Insurers have warned that climate change could make cover for ordinary people unaffordable after the world’s largest reinsurance firm blamed global warming for $24bn (£18bn) of losses in the Californian wildfires. Ernst Rauch, Munich Re’s chief climatologist, told the Guardian that the costs could soon be widely felt, with premium rises already under discussion with clients holding asset concentrations in vulnerable parts of the state. “If the risk from wildfires, flooding, storms or hail is increasing then the only sustainable option we have is to adjust our risk prices accordingly. In the long run it might become a social issue,” he said after Munich Re published a report into climate change’s impact on wildfires. “Affordability is so critical [because] some people on low and average incomes in some regions will no longer be able to buy insurance.” The lion’s share of California’s 20 worst forest blazes since the 1930s have occurred this millennium, in years characterised by abnormally high summer temperatures and “exceptional dryness” between May and October, according to a new analysis by Munich Re. Wetter and more humid winters spurred new forest growth which became tinder dry in heatwave conditions that preceded the wildfires, the report’s authors said.

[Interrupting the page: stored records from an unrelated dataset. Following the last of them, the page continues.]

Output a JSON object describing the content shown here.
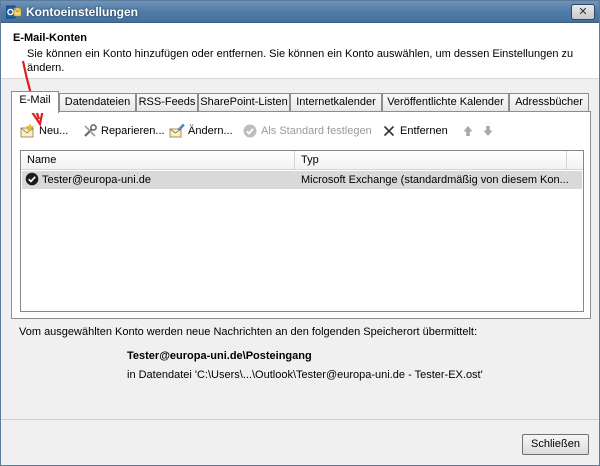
{
  "window": {
    "title": "Kontoeinstellungen",
    "close_label": "✕"
  },
  "header": {
    "title": "E-Mail-Konten",
    "description": "Sie können ein Konto hinzufügen oder entfernen. Sie können ein Konto auswählen, um dessen Einstellungen zu ändern."
  },
  "tabs": [
    {
      "label": "E-Mail"
    },
    {
      "label": "Datendateien"
    },
    {
      "label": "RSS-Feeds"
    },
    {
      "label": "SharePoint-Listen"
    },
    {
      "label": "Internetkalender"
    },
    {
      "label": "Veröffentlichte Kalender"
    },
    {
      "label": "Adressbücher"
    }
  ],
  "toolbar": {
    "new_label": "Neu...",
    "repair_label": "Reparieren...",
    "change_label": "Ändern...",
    "default_label": "Als Standard festlegen",
    "remove_label": "Entfernen"
  },
  "table": {
    "columns": [
      "Name",
      "Typ"
    ],
    "rows": [
      {
        "name": "Tester@europa-uni.de",
        "type": "Microsoft Exchange (standardmäßig von diesem Kon..."
      }
    ]
  },
  "info": {
    "text": "Vom ausgewählten Konto werden neue Nachrichten an den folgenden Speicherort übermittelt:",
    "store_name": "Tester@europa-uni.de\\Posteingang",
    "store_file": "in Datendatei 'C:\\Users\\...\\Outlook\\Tester@europa-uni.de - Tester-EX.ost'"
  },
  "footer": {
    "close_label": "Schließen"
  },
  "colors": {
    "titlebar": "#4e7aa5",
    "selected_row": "#d9d9d9",
    "annotation_arrow": "#e02020"
  }
}
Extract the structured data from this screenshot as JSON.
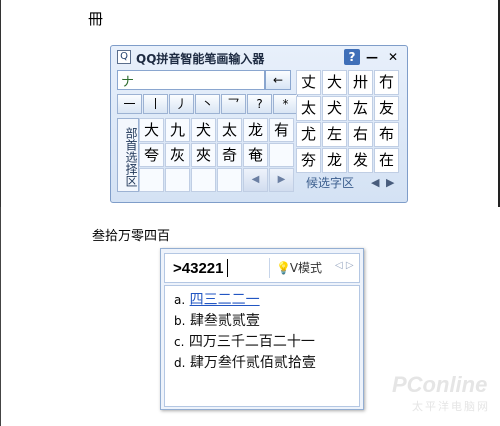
{
  "top_text": "冊",
  "ime": {
    "title": "QQ拼音智能笔画输入器",
    "logo": "Q",
    "help_label": "?",
    "minimize_label": "—",
    "close_label": "✕",
    "stroke_input_value": "ナ",
    "backspace_label": "←",
    "stroke_keys": [
      "一",
      "丨",
      "丿",
      "丶",
      "乛",
      "?",
      "*"
    ],
    "radical_label": "部首选择区",
    "radicals": [
      "大",
      "九",
      "犬",
      "太",
      "龙",
      "有",
      "夸",
      "灰",
      "夾",
      "奇",
      "奄",
      ""
    ],
    "radical_nav": [
      "◀",
      "▶"
    ],
    "candidates": [
      "丈",
      "大",
      "卅",
      "冇",
      "太",
      "犬",
      "厷",
      "友",
      "尤",
      "左",
      "右",
      "布",
      "夯",
      "龙",
      "发",
      "在"
    ],
    "candidate_footer": "候选字区",
    "cand_prev": "◀",
    "cand_next": "▶"
  },
  "mid_text": "叁拾万零四百",
  "vmode": {
    "input": ">43221",
    "badge": "V模式",
    "bulb_icon": "lightbulb-icon",
    "arrows": "◁ ▷",
    "items": [
      {
        "key": "a.",
        "text": "四三二二一"
      },
      {
        "key": "b.",
        "text": "肆叁贰贰壹"
      },
      {
        "key": "c.",
        "text": "四万三千二百二十一"
      },
      {
        "key": "d.",
        "text": "肆万叁仟贰佰贰拾壹"
      }
    ]
  },
  "watermark": {
    "main": "PConline",
    "sub": "太平洋电脑网"
  }
}
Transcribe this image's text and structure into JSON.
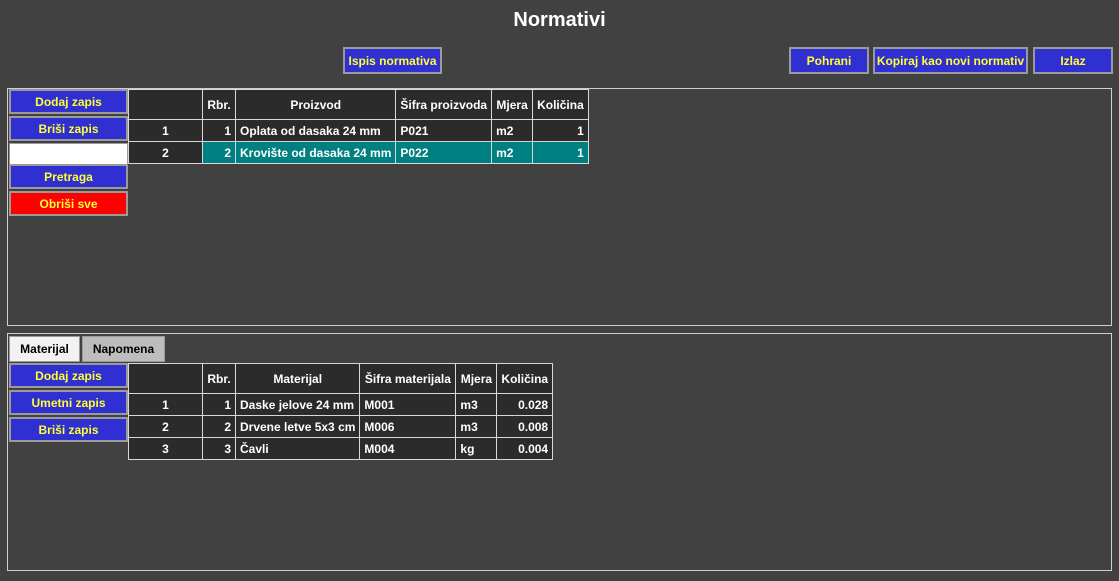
{
  "page": {
    "title": "Normativi"
  },
  "toolbar": {
    "print_label": "Ispis normativa",
    "save_label": "Pohrani",
    "copy_label": "Kopiraj kao novi normativ",
    "exit_label": "Izlaz"
  },
  "top_panel": {
    "add_label": "Dodaj zapis",
    "delete_label": "Briši zapis",
    "search_value": "",
    "search_label": "Pretraga",
    "clear_all_label": "Obriši sve",
    "columns": [
      "",
      "Rbr.",
      "Proizvod",
      "Šifra proizvoda",
      "Mjera",
      "Količina"
    ],
    "rows": [
      {
        "idx": "1",
        "rbr": "1",
        "name": "Oplata od dasaka 24 mm",
        "code": "P021",
        "unit": "m2",
        "qty": "1",
        "selected": false
      },
      {
        "idx": "2",
        "rbr": "2",
        "name": "Krovište od dasaka 24 mm",
        "code": "P022",
        "unit": "m2",
        "qty": "1",
        "selected": true
      }
    ]
  },
  "bottom_panel": {
    "tabs": [
      {
        "label": "Materijal",
        "active": true
      },
      {
        "label": "Napomena",
        "active": false
      }
    ],
    "add_label": "Dodaj zapis",
    "insert_label": "Umetni zapis",
    "delete_label": "Briši zapis",
    "columns": [
      "",
      "Rbr.",
      "Materijal",
      "Šifra materijala",
      "Mjera",
      "Količina"
    ],
    "rows": [
      {
        "idx": "1",
        "rbr": "1",
        "name": "Daske jelove 24 mm",
        "code": "M001",
        "unit": "m3",
        "qty": "0.028"
      },
      {
        "idx": "2",
        "rbr": "2",
        "name": "Drvene letve 5x3 cm",
        "code": "M006",
        "unit": "m3",
        "qty": "0.008"
      },
      {
        "idx": "3",
        "rbr": "3",
        "name": "Čavli",
        "code": "M004",
        "unit": "kg",
        "qty": "0.004"
      }
    ]
  },
  "colors": {
    "background": "#414141",
    "button": "#2f2fd2",
    "button_text": "#ffff33",
    "danger": "#ff0000",
    "selected_row": "#008080"
  }
}
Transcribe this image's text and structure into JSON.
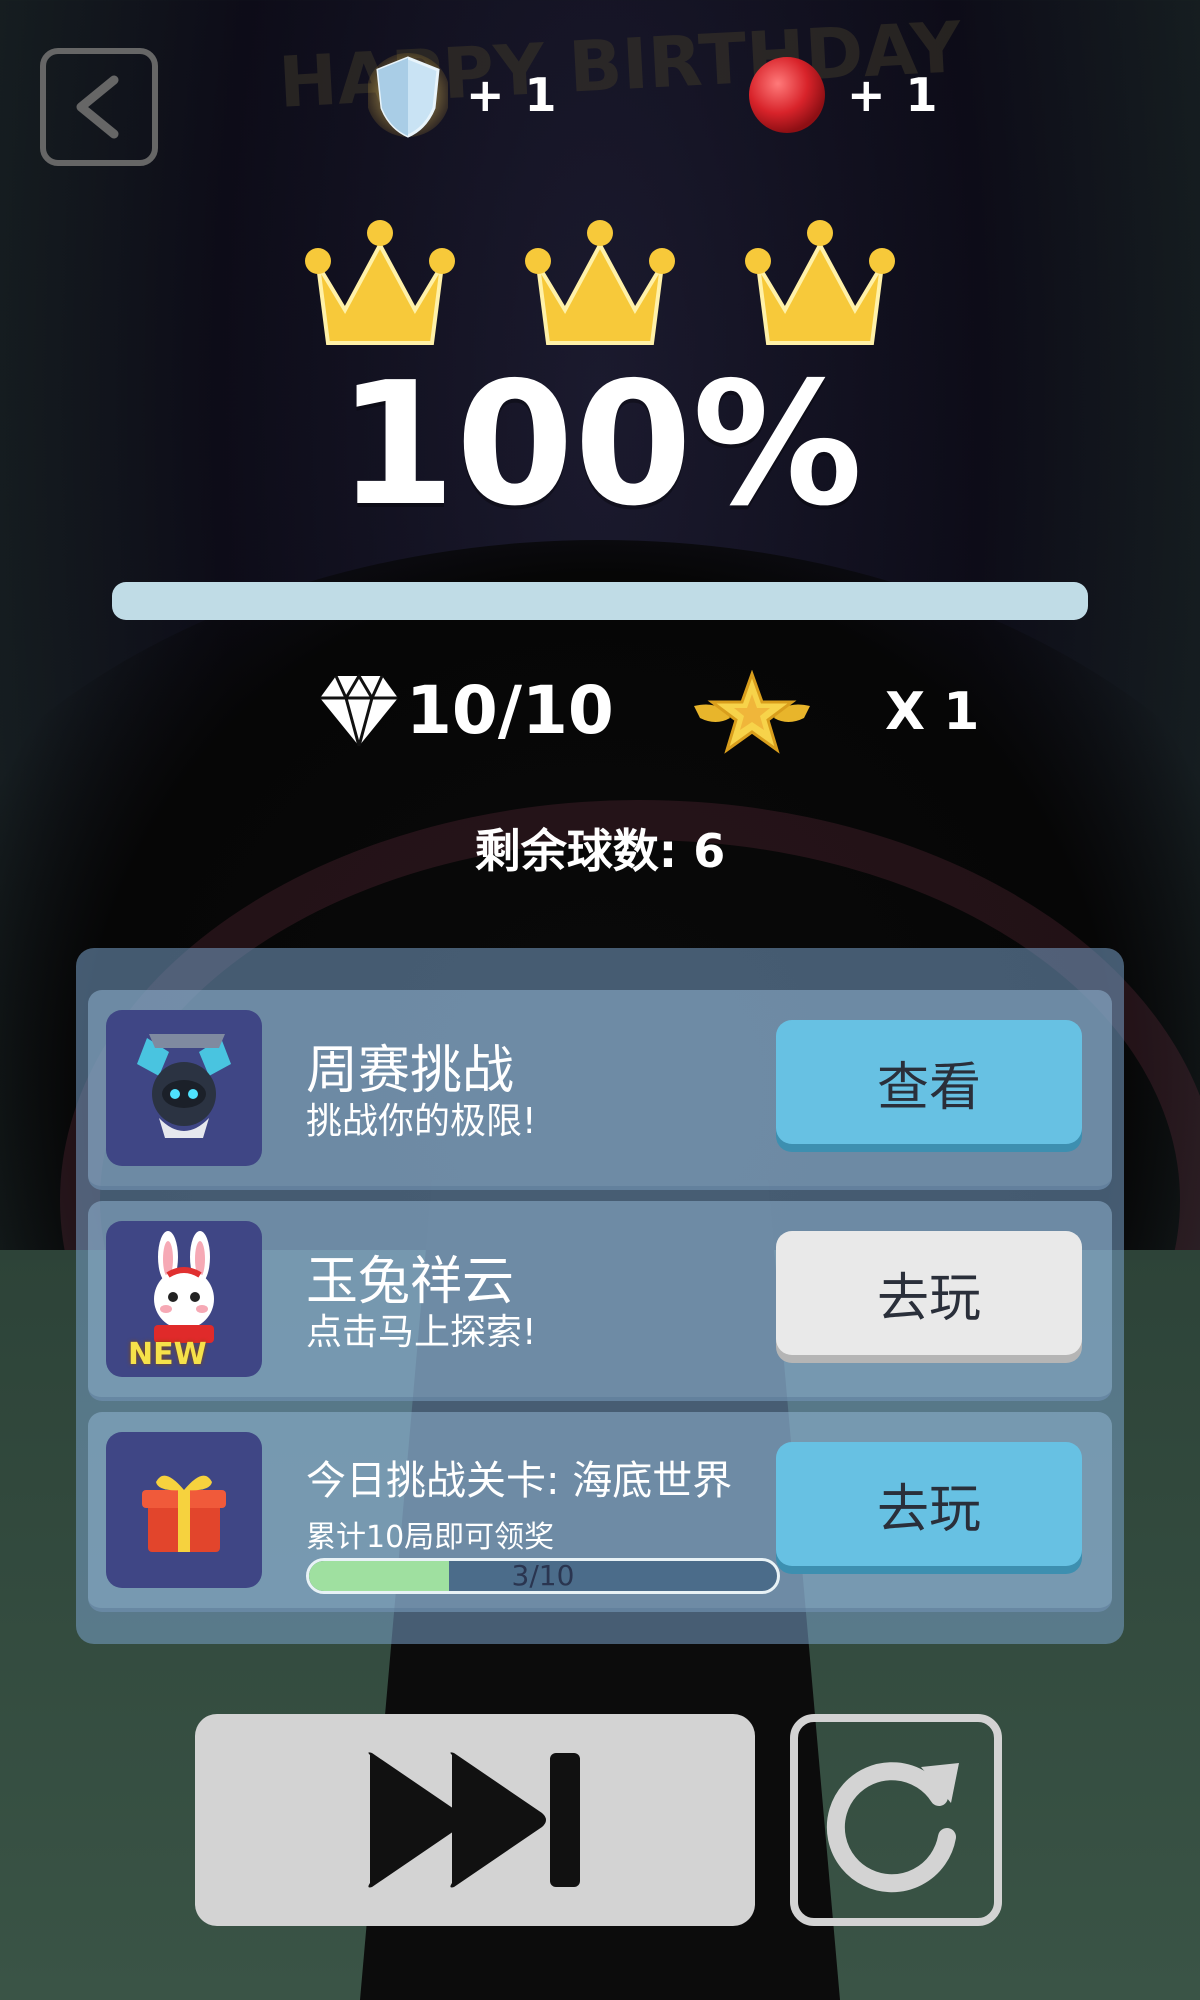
{
  "background": {
    "title": "HAPPY BIRTHDAY"
  },
  "header": {
    "back_icon": "chevron-left-icon",
    "rewards": [
      {
        "icon": "shield-icon",
        "text": "+ 1"
      },
      {
        "icon": "red-ball-icon",
        "text": "+ 1"
      }
    ]
  },
  "result": {
    "crowns_earned": 3,
    "crowns_total": 3,
    "percent_text": "100%",
    "progress_fraction": 1.0
  },
  "stats": {
    "gems": "10/10",
    "star_multiplier": "X 1",
    "balls_remaining": "剩余球数: 6"
  },
  "cards": [
    {
      "title": "周赛挑战",
      "subtitle": "挑战你的极限!",
      "button": "查看",
      "button_style": "blue",
      "icon": "robot-icon"
    },
    {
      "title": "玉兔祥云",
      "subtitle": "点击马上探索!",
      "button": "去玩",
      "button_style": "white",
      "icon": "rabbit-icon",
      "badge": "NEW"
    },
    {
      "title": "今日挑战关卡:  海底世界",
      "subtitle": "累计10局即可领奖",
      "button": "去玩",
      "button_style": "blue",
      "icon": "gift-icon",
      "progress_text": "3/10",
      "progress_fraction": 0.3
    }
  ],
  "controls": {
    "skip_icon": "fast-forward-icon",
    "restart_icon": "restart-icon"
  },
  "colors": {
    "button_blue": "#67c1e3",
    "button_white": "#e9e9e9",
    "crown_gold": "#f7c93a",
    "progress_bar": "#c0dce6",
    "card_thumb": "#3f4685"
  }
}
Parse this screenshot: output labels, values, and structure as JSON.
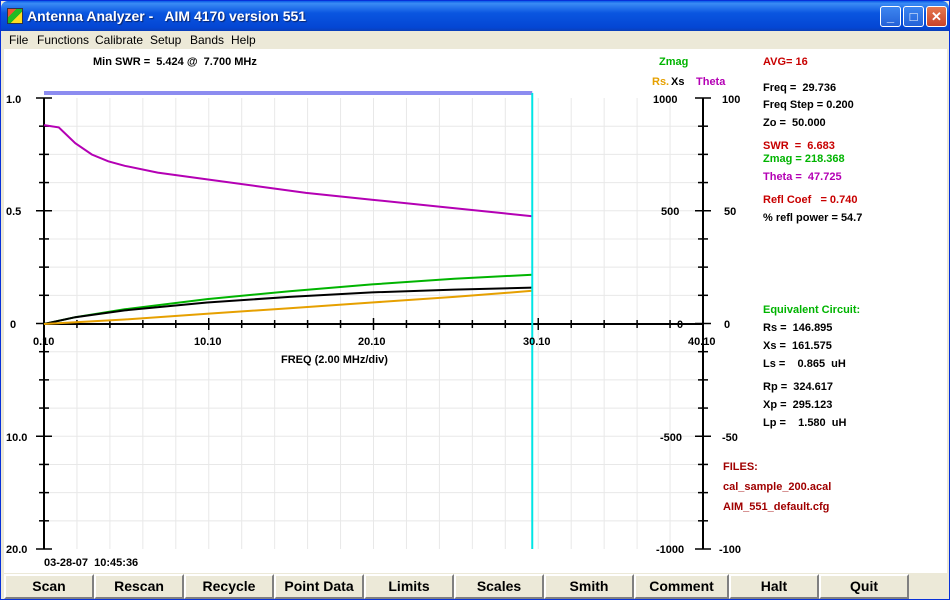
{
  "window": {
    "title": "Antenna Analyzer -   AIM 4170 version 551",
    "minimize": "_",
    "maximize": "□",
    "close": "✕"
  },
  "menu": [
    "File",
    "Functions",
    "Calibrate",
    "Setup",
    "Bands",
    "Help"
  ],
  "header": {
    "min_swr": "Min SWR =  5.424 @  7.700 MHz",
    "zmag_label": "Zmag",
    "rs_label": "Rs.",
    "xs_label": "Xs",
    "theta_label": "Theta"
  },
  "axes": {
    "left_top": [
      "1.0",
      "0.5",
      "0"
    ],
    "left_bottom": [
      "10.0",
      "20.0"
    ],
    "x_ticks": [
      "0.10",
      "10.10",
      "20.10",
      "30.10",
      "40.10"
    ],
    "xlabel": "FREQ (2.00 MHz/div)",
    "mid_ticks": [
      "1000",
      "500",
      "0",
      "-500",
      "-1000"
    ],
    "right_ticks": [
      "100",
      "50",
      "0",
      "-50",
      "-100"
    ],
    "timestamp": "03-28-07  10:45:36"
  },
  "readout": {
    "avg": "AVG= 16",
    "freq": "Freq =  29.736",
    "freq_step": "Freq Step = 0.200",
    "zo": "Zo =  50.000",
    "swr": "SWR  =  6.683",
    "zmag": "Zmag = 218.368",
    "theta": "Theta =  47.725",
    "refl_coef": "Refl Coef   = 0.740",
    "refl_power": "% refl power = 54.7",
    "eq_title": "Equivalent Circuit:",
    "rs": "Rs =  146.895",
    "xs": "Xs =  161.575",
    "ls": "Ls =    0.865  uH",
    "rp": "Rp =  324.617",
    "xp": "Xp =  295.123",
    "lp": "Lp =    1.580  uH",
    "files_title": "FILES:",
    "file1": "cal_sample_200.acal",
    "file2": "AIM_551_default.cfg"
  },
  "buttons": [
    "Scan",
    "Rescan",
    "Recycle",
    "Point Data",
    "Limits",
    "Scales",
    "Smith",
    "Comment",
    "Halt",
    "Quit"
  ],
  "colors": {
    "theta": "#b400b4",
    "zmag": "#00b400",
    "rs": "#e6a000",
    "xs": "#000000",
    "swr_label": "#c80000",
    "cursor": "#00e5e5",
    "scan_bar": "#8c8cf0"
  },
  "chart_data": {
    "type": "line",
    "xlabel": "FREQ (2.00 MHz/div)",
    "x_range": [
      0.1,
      40.1
    ],
    "cursor_x": 29.736,
    "scan_range": [
      0.1,
      29.736
    ],
    "series": [
      {
        "name": "Theta",
        "axis": "right_deg",
        "x": [
          0.1,
          1,
          2,
          3,
          4,
          5,
          7,
          10,
          13,
          16,
          20,
          24,
          28,
          29.736
        ],
        "y": [
          88,
          87,
          80,
          75,
          72,
          70,
          67,
          64,
          61,
          58,
          55,
          52,
          49,
          47.7
        ]
      },
      {
        "name": "Zmag",
        "axis": "ohms",
        "x": [
          0.1,
          2,
          5,
          10,
          15,
          20,
          25,
          29.736
        ],
        "y": [
          0,
          30,
          65,
          110,
          145,
          175,
          200,
          218
        ]
      },
      {
        "name": "Xs",
        "axis": "ohms",
        "x": [
          0.1,
          2,
          5,
          10,
          15,
          20,
          25,
          29.736
        ],
        "y": [
          0,
          30,
          60,
          95,
          120,
          140,
          152,
          161
        ]
      },
      {
        "name": "Rs",
        "axis": "ohms",
        "x": [
          0.1,
          5,
          10,
          15,
          20,
          25,
          29.736
        ],
        "y": [
          0,
          20,
          45,
          70,
          95,
          120,
          147
        ]
      }
    ]
  }
}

Guardian 21st March 2019 read more »
FT 21st March 2019 read more »